Rupan Deol Bajaj had gone for a dinner party that she was invited to with her husband. She was sitting with all the ladies in the party and talking with them when K.P.S Gill came and sat in a chair among the ladies. When a few women left the circle and went inside the house, K.P.S Gill called her and asked her to sit on the chair next to him. When she got up and came to sit, K.P.S Gill pulled the chair towards him. He repeated this again which made Rupan Deol Bajaj uncomfortable and thus, went back to her chair. Subsequently, K.P.S Gill got up and stood in front of her chair and was very close to her. He made a gesture to her asking her to get up and come with him. This offended Rupan Deol Bajaj who then reprimanded K.P.S Gill and got up to walk out from the place. He then slapped on her posterior when she turned.
Whether K.P.S Gill had the mens rea to outrage the modesty of Rupan Deol Bajaj?
Whether slapping a woman on the posterior can be considered to be harm too trivial to count as an offence?
Section 354 IPC, Section 95 IPC.
State of Punjab v. Major Singh: It was held that societal standards must be used to determine if modesty of a woman is outraged. It was also held that a woman possesses the attribute of modesty right from her birth by virtue of her sex.

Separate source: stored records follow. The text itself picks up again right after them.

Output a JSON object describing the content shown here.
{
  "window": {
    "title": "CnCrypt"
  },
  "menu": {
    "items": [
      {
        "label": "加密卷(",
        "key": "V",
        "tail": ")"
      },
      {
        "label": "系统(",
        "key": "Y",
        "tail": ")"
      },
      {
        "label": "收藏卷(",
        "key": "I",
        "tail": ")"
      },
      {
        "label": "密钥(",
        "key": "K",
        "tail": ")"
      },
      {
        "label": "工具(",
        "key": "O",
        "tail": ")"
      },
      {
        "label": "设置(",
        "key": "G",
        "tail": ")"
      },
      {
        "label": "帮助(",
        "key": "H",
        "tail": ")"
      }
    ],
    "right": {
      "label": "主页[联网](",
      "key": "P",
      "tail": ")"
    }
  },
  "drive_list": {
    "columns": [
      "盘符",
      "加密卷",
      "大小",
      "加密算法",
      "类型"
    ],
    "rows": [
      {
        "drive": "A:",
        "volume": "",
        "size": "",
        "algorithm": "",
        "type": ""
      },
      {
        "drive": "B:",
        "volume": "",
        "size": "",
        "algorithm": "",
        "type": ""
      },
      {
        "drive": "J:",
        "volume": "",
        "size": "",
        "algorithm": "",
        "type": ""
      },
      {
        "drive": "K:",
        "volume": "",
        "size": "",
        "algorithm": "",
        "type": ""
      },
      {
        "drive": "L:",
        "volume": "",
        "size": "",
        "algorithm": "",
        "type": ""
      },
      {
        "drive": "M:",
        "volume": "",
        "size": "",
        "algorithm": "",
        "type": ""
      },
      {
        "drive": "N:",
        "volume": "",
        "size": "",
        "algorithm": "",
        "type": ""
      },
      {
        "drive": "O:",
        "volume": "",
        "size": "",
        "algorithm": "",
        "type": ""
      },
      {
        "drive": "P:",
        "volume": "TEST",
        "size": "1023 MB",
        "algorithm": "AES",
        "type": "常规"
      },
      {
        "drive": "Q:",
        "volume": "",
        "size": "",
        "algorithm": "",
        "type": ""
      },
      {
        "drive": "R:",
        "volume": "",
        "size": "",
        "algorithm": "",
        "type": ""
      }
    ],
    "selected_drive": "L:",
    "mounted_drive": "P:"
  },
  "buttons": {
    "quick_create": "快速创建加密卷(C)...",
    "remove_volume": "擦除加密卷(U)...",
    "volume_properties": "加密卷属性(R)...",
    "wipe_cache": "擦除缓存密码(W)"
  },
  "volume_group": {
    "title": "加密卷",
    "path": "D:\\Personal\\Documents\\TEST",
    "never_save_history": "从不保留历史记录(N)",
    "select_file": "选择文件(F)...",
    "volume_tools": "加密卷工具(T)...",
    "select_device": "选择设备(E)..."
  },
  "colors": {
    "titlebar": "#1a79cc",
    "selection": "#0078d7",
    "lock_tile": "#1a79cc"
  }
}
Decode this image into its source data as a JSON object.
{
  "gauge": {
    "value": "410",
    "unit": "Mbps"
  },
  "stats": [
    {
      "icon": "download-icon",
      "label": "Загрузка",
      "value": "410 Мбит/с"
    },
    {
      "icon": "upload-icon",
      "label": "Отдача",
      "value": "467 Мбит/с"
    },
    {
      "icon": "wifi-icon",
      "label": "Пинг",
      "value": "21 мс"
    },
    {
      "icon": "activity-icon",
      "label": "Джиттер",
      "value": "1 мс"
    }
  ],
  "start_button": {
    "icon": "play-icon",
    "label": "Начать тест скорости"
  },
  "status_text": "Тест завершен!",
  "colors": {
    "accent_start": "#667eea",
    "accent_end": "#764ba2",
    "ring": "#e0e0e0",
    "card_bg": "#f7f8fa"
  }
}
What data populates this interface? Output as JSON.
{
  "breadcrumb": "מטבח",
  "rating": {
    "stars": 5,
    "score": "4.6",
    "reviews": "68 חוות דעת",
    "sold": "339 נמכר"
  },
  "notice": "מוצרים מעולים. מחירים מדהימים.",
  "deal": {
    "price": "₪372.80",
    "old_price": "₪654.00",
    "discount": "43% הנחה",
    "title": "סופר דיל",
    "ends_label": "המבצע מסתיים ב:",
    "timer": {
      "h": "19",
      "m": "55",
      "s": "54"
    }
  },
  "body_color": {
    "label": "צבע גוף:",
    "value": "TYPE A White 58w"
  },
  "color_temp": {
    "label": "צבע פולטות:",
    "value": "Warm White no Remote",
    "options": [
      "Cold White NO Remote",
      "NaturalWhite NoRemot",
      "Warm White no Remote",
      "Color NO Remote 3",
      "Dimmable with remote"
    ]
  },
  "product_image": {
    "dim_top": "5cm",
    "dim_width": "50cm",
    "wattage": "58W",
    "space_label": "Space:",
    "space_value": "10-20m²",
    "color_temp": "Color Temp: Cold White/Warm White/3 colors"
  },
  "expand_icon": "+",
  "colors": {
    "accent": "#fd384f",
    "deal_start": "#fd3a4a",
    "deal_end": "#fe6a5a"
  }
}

The Court, after relying on the State of Punjab v. Major Singh case, held that the ultimate test for determining if modesty of a woman is outraged is that it must have the capacity to shock the “decency of a woman”. Moreover, the Court observed that since there was nothing at all to show that the act was an accident or a mistake, K.P.S Gill would at least have the knowledge, if not intention, that slapping a woman on the posterior is indecent and has the capacity to offend modesty.
Coming to the argument about whether the harm was too trivial to count as an offence, the Court pointed out that the sense of mental trauma and violation that the woman had to endure cannot and should not be considered to be of a too trivial nature.
Since modesty of the woman was shown to be outraged under section 354 IPC, and harm caused was serious enough to be considered as an offence, the appeal was allowed.